Data for this task =>

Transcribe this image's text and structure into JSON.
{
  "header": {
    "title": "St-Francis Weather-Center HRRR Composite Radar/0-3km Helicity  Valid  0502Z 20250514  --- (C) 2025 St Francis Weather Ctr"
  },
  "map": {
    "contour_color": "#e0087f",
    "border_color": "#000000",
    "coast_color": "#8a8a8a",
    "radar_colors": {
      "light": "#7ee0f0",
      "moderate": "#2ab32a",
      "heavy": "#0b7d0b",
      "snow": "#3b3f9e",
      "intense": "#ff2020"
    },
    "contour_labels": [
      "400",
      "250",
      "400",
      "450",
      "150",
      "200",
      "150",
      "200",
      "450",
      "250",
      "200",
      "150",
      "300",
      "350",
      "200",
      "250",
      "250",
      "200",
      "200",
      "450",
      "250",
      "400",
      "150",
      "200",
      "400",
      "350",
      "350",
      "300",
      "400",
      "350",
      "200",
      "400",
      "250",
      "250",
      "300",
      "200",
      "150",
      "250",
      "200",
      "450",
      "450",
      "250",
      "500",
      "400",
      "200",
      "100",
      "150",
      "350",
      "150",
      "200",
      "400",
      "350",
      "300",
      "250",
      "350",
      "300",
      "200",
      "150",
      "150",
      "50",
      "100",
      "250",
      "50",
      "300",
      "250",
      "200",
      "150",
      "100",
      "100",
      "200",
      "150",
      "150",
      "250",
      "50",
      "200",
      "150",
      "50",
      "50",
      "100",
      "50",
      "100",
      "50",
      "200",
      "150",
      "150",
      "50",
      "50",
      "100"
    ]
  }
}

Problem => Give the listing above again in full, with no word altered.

Answer section =>
Transcribe this image's text and structure into JSON.
{
  "header": {
    "title": "St-Francis Weather-Center HRRR Composite Radar/0-3km Helicity  Valid  0502Z 20250514  --- (C) 2025 St Francis Weather Ctr"
  },
  "map": {
    "contour_color": "#e0087f",
    "border_color": "#000000",
    "coast_color": "#8a8a8a",
    "radar_colors": {
      "light": "#7ee0f0",
      "moderate": "#2ab32a",
      "heavy": "#0b7d0b",
      "snow": "#3b3f9e",
      "intense": "#ff2020"
    },
    "contour_labels": [
      "400",
      "250",
      "400",
      "450",
      "150",
      "200",
      "150",
      "200",
      "450",
      "250",
      "200",
      "150",
      "300",
      "350",
      "200",
      "250",
      "250",
      "200",
      "200",
      "450",
      "250",
      "400",
      "150",
      "200",
      "400",
      "350",
      "350",
      "300",
      "400",
      "350",
      "200",
      "400",
      "250",
      "250",
      "300",
      "200",
      "150",
      "250",
      "200",
      "450",
      "450",
      "250",
      "500",
      "400",
      "200",
      "100",
      "150",
      "350",
      "150",
      "200",
      "400",
      "350",
      "300",
      "250",
      "350",
      "300",
      "200",
      "150",
      "150",
      "50",
      "100",
      "250",
      "50",
      "300",
      "250",
      "200",
      "150",
      "100",
      "100",
      "200",
      "150",
      "150",
      "250",
      "50",
      "200",
      "150",
      "50",
      "50",
      "100",
      "50",
      "100",
      "50",
      "200",
      "150",
      "150",
      "50",
      "50",
      "100"
    ]
  }
}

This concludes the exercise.